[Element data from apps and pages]

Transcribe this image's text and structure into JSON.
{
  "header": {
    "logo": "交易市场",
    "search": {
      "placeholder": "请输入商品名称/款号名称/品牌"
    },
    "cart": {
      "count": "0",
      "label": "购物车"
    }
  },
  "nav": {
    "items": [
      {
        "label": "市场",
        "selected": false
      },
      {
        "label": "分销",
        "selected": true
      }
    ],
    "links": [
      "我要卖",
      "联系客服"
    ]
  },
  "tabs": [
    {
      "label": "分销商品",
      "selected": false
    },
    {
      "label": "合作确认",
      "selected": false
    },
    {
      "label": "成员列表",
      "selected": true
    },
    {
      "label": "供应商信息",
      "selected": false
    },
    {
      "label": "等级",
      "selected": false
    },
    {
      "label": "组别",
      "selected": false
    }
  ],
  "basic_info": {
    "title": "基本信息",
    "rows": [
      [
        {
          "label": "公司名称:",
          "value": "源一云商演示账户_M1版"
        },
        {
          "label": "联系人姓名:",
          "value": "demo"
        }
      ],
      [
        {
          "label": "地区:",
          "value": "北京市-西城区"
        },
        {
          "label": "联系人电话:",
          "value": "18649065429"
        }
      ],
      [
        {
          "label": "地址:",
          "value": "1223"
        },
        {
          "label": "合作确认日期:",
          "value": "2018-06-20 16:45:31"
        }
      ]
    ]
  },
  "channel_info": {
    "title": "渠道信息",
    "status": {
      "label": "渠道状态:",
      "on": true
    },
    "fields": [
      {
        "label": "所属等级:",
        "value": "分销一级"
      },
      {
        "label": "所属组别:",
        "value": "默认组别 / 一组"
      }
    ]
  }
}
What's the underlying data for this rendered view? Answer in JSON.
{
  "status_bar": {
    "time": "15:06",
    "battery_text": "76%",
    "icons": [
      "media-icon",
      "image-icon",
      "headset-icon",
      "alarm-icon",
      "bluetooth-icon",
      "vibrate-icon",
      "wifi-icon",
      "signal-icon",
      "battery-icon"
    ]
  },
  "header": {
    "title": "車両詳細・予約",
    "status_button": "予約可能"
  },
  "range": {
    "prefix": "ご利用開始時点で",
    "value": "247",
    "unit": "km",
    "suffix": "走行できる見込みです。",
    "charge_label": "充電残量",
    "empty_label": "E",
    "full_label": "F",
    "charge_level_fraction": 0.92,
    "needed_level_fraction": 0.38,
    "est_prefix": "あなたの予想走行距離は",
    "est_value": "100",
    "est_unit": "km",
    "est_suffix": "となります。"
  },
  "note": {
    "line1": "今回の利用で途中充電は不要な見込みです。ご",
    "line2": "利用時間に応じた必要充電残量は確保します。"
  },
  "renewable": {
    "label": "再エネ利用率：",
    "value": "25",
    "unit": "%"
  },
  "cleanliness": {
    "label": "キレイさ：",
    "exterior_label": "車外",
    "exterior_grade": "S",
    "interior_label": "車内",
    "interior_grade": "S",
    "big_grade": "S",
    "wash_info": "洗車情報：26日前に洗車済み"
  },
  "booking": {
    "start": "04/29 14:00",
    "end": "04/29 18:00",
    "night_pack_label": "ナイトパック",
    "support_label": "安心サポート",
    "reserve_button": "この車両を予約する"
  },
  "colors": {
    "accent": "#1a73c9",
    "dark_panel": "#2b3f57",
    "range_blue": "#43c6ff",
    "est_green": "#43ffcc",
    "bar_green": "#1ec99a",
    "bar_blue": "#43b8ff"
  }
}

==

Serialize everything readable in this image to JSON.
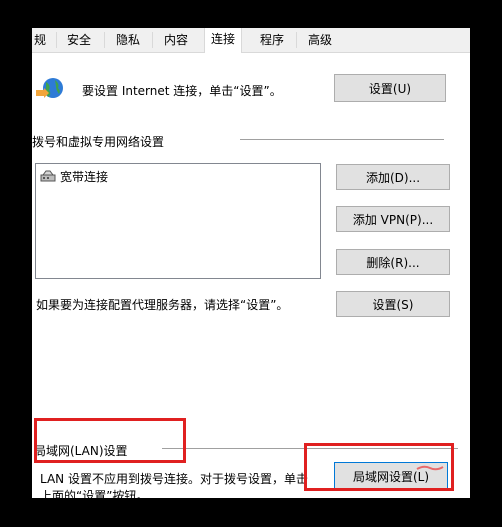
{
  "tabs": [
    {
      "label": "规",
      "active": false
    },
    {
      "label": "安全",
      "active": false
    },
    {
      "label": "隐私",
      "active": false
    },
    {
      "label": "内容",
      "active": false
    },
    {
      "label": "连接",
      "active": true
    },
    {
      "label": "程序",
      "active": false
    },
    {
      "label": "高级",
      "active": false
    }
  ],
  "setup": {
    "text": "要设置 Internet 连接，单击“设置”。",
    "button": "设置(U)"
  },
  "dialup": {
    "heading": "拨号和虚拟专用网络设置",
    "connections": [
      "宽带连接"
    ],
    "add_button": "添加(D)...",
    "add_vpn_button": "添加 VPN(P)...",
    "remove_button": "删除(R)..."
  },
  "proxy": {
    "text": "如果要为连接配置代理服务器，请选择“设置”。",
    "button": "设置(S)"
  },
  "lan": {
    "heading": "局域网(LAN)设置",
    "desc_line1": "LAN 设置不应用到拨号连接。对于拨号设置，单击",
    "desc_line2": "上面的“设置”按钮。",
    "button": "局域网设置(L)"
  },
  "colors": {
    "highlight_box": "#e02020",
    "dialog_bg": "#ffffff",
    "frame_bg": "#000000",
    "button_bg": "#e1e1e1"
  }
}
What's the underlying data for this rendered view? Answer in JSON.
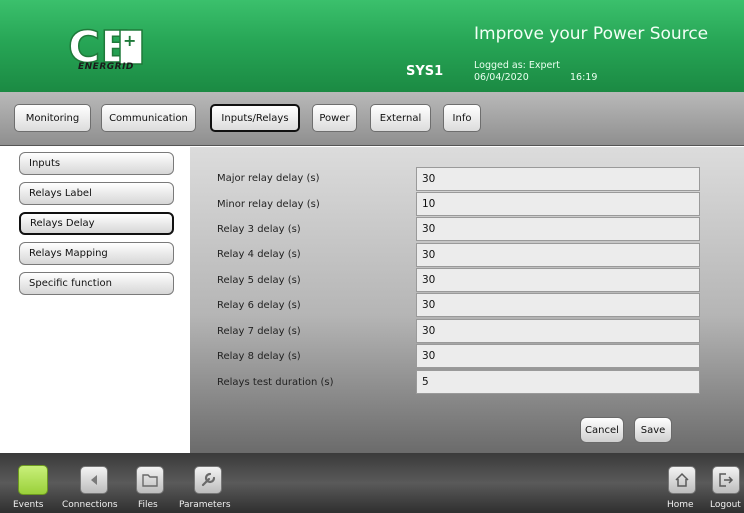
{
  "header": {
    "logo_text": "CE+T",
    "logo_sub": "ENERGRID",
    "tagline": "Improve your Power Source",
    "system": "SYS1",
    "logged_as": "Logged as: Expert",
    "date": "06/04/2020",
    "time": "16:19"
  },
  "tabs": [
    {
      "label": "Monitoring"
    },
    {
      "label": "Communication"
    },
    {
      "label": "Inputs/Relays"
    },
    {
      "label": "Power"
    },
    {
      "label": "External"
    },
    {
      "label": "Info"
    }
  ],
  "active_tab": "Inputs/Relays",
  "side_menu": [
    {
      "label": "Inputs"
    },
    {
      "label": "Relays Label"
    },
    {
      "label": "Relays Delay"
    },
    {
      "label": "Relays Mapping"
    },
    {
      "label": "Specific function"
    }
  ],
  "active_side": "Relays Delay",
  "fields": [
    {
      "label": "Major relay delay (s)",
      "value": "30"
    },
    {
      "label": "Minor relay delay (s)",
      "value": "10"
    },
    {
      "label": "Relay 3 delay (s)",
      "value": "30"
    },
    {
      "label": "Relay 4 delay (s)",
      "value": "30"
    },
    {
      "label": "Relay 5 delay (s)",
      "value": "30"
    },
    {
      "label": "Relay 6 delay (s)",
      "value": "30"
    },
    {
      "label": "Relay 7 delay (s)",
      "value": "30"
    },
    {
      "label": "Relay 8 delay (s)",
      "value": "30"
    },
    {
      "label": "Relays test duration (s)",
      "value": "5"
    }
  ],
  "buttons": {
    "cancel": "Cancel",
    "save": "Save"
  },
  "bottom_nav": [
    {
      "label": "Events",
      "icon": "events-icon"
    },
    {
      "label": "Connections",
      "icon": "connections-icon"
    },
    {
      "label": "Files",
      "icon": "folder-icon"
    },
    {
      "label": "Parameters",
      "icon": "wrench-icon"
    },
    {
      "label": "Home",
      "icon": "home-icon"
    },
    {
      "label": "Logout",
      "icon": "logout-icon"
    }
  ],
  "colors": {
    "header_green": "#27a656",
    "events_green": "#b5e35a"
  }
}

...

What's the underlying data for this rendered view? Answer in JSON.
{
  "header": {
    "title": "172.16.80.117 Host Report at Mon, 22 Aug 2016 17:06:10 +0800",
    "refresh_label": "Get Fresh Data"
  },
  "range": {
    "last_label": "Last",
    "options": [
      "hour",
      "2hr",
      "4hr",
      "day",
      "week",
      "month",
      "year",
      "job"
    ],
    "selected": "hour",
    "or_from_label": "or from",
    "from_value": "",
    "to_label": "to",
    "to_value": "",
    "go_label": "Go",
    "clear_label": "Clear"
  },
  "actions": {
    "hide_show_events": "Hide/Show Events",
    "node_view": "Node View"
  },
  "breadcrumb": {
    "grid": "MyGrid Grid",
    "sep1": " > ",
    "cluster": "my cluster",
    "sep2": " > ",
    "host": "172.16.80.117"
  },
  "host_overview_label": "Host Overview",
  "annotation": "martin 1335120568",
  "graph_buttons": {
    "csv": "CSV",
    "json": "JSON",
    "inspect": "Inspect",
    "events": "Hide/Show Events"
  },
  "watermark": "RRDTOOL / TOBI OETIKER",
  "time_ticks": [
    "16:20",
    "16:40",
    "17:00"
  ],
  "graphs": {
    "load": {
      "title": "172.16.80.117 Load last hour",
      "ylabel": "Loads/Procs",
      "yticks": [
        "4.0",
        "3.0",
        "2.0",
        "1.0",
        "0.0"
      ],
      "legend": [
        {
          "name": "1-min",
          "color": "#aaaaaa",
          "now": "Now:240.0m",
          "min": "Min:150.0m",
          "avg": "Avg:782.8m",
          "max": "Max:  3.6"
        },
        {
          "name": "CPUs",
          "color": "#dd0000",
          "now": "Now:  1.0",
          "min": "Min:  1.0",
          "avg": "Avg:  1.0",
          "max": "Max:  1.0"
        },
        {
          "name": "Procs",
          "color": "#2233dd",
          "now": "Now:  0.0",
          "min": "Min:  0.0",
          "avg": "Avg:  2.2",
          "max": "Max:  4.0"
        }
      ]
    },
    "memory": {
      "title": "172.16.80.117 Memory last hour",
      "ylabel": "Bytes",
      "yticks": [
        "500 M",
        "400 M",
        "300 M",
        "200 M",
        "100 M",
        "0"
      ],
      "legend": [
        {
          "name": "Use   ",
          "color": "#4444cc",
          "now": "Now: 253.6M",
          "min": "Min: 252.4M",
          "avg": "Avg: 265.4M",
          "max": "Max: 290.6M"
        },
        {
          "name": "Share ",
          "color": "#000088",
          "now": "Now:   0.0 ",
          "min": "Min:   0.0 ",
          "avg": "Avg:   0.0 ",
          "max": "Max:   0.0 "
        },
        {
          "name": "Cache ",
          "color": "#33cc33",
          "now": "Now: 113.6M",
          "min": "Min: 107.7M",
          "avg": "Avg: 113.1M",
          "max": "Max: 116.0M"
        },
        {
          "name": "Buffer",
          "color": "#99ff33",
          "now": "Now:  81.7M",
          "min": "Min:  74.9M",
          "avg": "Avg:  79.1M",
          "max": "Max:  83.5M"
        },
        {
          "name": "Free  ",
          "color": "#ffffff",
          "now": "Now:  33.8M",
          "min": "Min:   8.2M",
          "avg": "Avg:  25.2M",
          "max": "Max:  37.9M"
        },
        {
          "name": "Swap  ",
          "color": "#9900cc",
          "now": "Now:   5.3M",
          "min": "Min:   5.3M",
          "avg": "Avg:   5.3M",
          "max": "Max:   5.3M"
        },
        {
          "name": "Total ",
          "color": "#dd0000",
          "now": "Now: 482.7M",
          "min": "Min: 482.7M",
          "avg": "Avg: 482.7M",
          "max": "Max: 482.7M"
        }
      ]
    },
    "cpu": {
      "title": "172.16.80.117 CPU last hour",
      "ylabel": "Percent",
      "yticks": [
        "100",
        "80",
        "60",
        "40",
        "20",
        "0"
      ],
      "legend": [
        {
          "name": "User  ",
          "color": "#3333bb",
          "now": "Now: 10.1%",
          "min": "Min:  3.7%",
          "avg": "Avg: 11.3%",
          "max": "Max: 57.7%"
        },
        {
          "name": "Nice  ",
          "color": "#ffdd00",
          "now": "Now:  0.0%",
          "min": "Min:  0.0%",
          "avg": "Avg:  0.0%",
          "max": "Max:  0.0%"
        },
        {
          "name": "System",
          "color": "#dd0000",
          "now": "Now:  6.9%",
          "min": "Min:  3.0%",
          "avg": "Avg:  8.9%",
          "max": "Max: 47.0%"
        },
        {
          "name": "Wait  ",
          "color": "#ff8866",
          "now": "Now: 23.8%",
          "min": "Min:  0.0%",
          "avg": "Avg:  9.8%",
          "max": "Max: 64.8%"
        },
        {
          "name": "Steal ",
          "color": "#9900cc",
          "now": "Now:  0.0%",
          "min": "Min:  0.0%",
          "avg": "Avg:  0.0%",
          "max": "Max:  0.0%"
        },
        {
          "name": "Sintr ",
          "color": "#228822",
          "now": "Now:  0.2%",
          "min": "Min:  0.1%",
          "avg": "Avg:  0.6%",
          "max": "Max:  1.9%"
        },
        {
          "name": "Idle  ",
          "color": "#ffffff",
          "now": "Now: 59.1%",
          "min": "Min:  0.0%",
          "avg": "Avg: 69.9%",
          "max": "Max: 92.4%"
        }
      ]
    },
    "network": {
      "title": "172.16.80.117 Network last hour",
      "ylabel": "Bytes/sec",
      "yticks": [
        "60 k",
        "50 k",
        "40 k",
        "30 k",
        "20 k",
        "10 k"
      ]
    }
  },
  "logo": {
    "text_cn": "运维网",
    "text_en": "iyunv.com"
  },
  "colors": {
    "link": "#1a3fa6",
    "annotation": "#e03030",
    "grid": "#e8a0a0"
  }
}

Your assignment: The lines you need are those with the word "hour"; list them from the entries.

Answer box:
      "hour",
    "selected": "hour",
      "title": "172.16.80.117 Load last hour",
      "title": "172.16.80.117 Memory last hour",
      "title": "172.16.80.117 CPU last hour",
      "title": "172.16.80.117 Network last hour",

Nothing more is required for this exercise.